The monumental villas of Lucca are like pearls that embellish the crown of the surrounding hills.
Small and winding, flanked by high dry stone walls, the roads go up the hills in the middle of olive groves.
Straight and long, the tree-lined avenues open up, as in a theatre scene, to the monumental villas harmoniously inserted in the surrounding agricultural landscape.
The architecture and gardens appear like a theatre scene. Fascinating in every season, spring and autumn, when the scents of the countryside and the colours of the blooms or the foliage blend with the shades in the air, are the most evocative moments to visit them.
The gardens are real wonders, designed to amaze and entertain aristocratic guests with collections of exotic plants and exuberant blooms, wild woods and geometric gardens, fountains and water games, allegorical statues and masks, large fish ponds, artificial caves, nymphaeums, open-air theatres made of plants and every kind of beauty for a pleasant stay in the countryside.
A walk through the elegant rooms and parks of these ancient residences is a "must do" in the warm season:
The aristocratic Villa Torrigiani, introduced by an avenue of centuries-old cypress trees and a rare evidence of sixteenth-century furnishings and the refined art of Lucca's weavers.
The legendary Villa Mansi, which was the elegant home of the beautiful Lucida, a noble and elegant woman, today a restless ghost wandering through the garden;
The princely Villa Reale which hosted the court of Princess Elisa Bonaparte Baciocchi in the nineteenth century.
A huge park with the famous water and greenery theatres, a large nymphaeum decorated with small river stones and dark glass, the camellias avenue accompanied by small gushes of the stream and the lakes towards the middle of the woods, the fish pond and hundreds of lemon trees, a gazebo for music and the panoramic hill ...

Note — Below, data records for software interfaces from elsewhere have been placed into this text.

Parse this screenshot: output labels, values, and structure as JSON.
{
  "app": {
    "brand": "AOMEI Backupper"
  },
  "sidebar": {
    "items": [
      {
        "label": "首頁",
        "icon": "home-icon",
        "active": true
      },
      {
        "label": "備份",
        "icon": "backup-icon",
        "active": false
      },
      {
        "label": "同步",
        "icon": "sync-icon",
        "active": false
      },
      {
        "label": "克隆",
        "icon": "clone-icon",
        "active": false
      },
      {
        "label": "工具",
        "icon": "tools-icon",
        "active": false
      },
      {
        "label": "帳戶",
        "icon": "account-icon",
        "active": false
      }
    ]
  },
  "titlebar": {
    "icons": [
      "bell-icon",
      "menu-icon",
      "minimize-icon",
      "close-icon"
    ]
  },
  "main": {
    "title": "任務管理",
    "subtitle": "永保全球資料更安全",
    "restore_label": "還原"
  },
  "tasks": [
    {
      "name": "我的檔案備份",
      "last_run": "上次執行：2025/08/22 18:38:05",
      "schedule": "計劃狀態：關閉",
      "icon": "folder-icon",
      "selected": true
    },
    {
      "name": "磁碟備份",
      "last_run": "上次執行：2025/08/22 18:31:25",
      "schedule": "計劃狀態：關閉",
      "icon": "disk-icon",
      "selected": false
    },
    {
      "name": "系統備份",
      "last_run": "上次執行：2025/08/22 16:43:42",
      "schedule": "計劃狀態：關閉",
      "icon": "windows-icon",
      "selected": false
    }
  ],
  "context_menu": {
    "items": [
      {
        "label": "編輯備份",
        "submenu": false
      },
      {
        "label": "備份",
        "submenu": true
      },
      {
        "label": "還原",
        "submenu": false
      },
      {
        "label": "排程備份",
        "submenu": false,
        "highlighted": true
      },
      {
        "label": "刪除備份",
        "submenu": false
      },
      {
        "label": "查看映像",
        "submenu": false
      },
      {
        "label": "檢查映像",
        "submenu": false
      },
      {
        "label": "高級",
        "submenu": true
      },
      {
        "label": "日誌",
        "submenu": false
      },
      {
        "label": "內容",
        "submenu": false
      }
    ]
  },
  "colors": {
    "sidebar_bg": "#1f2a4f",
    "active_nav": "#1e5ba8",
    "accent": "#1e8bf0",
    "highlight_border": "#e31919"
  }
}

And further, beyond the boundary wall, the park of Villa Grabau with its rich and refined collection of local tree and shrub species from various parts of the world, and last but not least Villa Oliva, deriving from a Renaissance design, influenced by Florentine and mannerist art, with a variety of volumes and levels that characterize the architecture of the building and the surrounding space.